■ Directions for this task: When you write the records again, keep every line exactly as it was.

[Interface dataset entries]
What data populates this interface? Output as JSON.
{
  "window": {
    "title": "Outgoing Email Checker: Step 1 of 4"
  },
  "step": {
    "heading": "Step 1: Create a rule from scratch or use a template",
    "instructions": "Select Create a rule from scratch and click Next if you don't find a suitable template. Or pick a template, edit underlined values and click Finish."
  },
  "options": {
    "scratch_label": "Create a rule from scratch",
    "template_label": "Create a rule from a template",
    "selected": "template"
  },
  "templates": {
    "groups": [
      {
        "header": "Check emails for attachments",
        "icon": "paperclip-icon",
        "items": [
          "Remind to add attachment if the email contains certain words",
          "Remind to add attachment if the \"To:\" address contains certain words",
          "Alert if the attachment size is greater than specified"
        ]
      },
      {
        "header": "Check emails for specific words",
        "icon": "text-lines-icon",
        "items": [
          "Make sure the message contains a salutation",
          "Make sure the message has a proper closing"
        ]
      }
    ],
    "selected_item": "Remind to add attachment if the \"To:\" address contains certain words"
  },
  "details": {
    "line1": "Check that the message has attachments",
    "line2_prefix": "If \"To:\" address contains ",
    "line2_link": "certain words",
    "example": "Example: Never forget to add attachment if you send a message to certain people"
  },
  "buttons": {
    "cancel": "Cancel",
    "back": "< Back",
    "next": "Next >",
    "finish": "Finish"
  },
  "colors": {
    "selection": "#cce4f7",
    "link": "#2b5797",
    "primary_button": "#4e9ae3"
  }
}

■ Answer to this task:
What data populates this interface? Output as JSON.
{
  "window": {
    "title": "Outgoing Email Checker: Step 1 of 4"
  },
  "step": {
    "heading": "Step 1: Create a rule from scratch or use a template",
    "instructions": "Select Create a rule from scratch and click Next if you don't find a suitable template. Or pick a template, edit underlined values and click Finish."
  },
  "options": {
    "scratch_label": "Create a rule from scratch",
    "template_label": "Create a rule from a template",
    "selected": "template"
  },
  "templates": {
    "groups": [
      {
        "header": "Check emails for attachments",
        "icon": "paperclip-icon",
        "items": [
          "Remind to add attachment if the email contains certain words",
          "Remind to add attachment if the \"To:\" address contains certain words",
          "Alert if the attachment size is greater than specified"
        ]
      },
      {
        "header": "Check emails for specific words",
        "icon": "text-lines-icon",
        "items": [
          "Make sure the message contains a salutation",
          "Make sure the message has a proper closing"
        ]
      }
    ],
    "selected_item": "Remind to add attachment if the \"To:\" address contains certain words"
  },
  "details": {
    "line1": "Check that the message has attachments",
    "line2_prefix": "If \"To:\" address contains ",
    "line2_link": "certain words",
    "example": "Example: Never forget to add attachment if you send a message to certain people"
  },
  "buttons": {
    "cancel": "Cancel",
    "back": "< Back",
    "next": "Next >",
    "finish": "Finish"
  },
  "colors": {
    "selection": "#cce4f7",
    "link": "#2b5797",
    "primary_button": "#4e9ae3"
  }
}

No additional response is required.